For, St Luke gives us to understand that as soon as this man turned to go meet the Savior – to seek His Face – the Savior was commanding the unclean spirit to come out of him. Behold the fruits of obedience to the LORD! Behold the goodness and mercy of the Savior! He spoke and the world came to be. He commanded, and the tomb becomes a bridal chamber! Remember the Prodigal? He, too, was living with the swine. But, as soon as He turned to seek the Face of the heavenly Father, the Father already was running out to meet him, to embrace him, to clothe him, to feed him and to receive him into His House!
It says that the man cried out with a great voice – note it is the man, not the unclean spirits who are crying out! – “What can you do for me, O Jesus, Son of the Most High God! I pray Thee, do not torment me!” Can you hear the cry of the Psalmist? “Out of the depths I cry to Thee, O LORD!” (Ps 130:1) “My heart says to Thee, O LORD, Thy Face do I seek!” Can you hear this man crying the powerful prayer of the Name or the prayer of the heart? “O Jesus, Son of the Most High God! Do not torment me!” he says. “LORD, Jesus Christ, Son of God, have mercy on me, the sinner!”
Beloved faithful, we cannot master the demons or the law of sin that is in our members. But, we can master ourselves, as did this “certain” man. We can turn in our heart to seek the Face of the Savior, and the Savior delivers us from the power of the demons and masters the law of sin active in us. Note how this man, as soon as he turns to meet, to receive, the LORD, stays put. He stays put as he prostrates himself before Jesus and cries out. He is staying put in unceasing prayer from the depths of an utterly broken and contrite heart in the bodily attitude of worship. Then, he stays put when he is found sitting at the feet of Jesus, clothed and in his right mind. He has found inner peace and joy. Finally, he stays put when the LORD directs him into his house – obviously not his town house, for he goes throughout the countryside preaching the “Word of the Cross” (I Cor 1:18) – but the house of his heart where he is now turned toward the LORD. This is the ascetic discipline of inner vigilance and unceasing prayer.
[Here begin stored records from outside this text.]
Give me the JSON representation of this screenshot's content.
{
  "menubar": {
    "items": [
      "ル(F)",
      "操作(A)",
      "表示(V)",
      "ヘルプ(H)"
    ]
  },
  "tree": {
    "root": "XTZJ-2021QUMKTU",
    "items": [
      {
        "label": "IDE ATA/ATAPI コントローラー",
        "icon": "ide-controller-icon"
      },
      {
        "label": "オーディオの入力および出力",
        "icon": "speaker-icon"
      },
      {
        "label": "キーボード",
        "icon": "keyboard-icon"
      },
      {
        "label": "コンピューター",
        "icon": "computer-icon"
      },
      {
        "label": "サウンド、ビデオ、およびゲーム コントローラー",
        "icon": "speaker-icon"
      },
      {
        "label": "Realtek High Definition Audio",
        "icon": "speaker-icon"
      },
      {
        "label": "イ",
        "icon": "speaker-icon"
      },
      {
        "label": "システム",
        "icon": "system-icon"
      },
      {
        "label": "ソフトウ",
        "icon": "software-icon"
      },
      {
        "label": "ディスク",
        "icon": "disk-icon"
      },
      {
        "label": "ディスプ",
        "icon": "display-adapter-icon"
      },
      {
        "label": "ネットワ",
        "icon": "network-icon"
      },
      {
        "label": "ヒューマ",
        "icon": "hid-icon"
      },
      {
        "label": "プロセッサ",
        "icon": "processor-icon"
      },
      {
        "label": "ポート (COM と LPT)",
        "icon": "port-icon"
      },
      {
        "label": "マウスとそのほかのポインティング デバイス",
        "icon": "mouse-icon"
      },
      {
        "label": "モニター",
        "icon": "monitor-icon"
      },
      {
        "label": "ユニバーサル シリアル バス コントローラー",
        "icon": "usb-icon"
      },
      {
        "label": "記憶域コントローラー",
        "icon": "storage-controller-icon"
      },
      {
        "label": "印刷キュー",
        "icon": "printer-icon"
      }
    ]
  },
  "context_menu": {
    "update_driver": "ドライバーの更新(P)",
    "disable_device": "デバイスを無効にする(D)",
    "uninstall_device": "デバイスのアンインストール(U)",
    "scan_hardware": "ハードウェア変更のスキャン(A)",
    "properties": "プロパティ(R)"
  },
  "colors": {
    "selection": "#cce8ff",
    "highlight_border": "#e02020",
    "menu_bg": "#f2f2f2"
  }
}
Beloved faithful, the LORD on Christmas steps out of the boat. He comes forth from the Virgin as the Mighty River pouring out of the Temple in the vision of Ezekiel that heals and makes alive everything it touches. He steps onto the earth. He becomes flesh and dwells among us. If we want to, we can join this “certain” man if we turn our hearts to seek the Face of the LORD. In the fear of God, with faith and love, we take up the Fast as our cross to go in spirit to the Cave of Bethlehem (Festal Menaion 201) – the Cave of our deep heart – to meet Him who is born of the Blessed Virgin. Amen!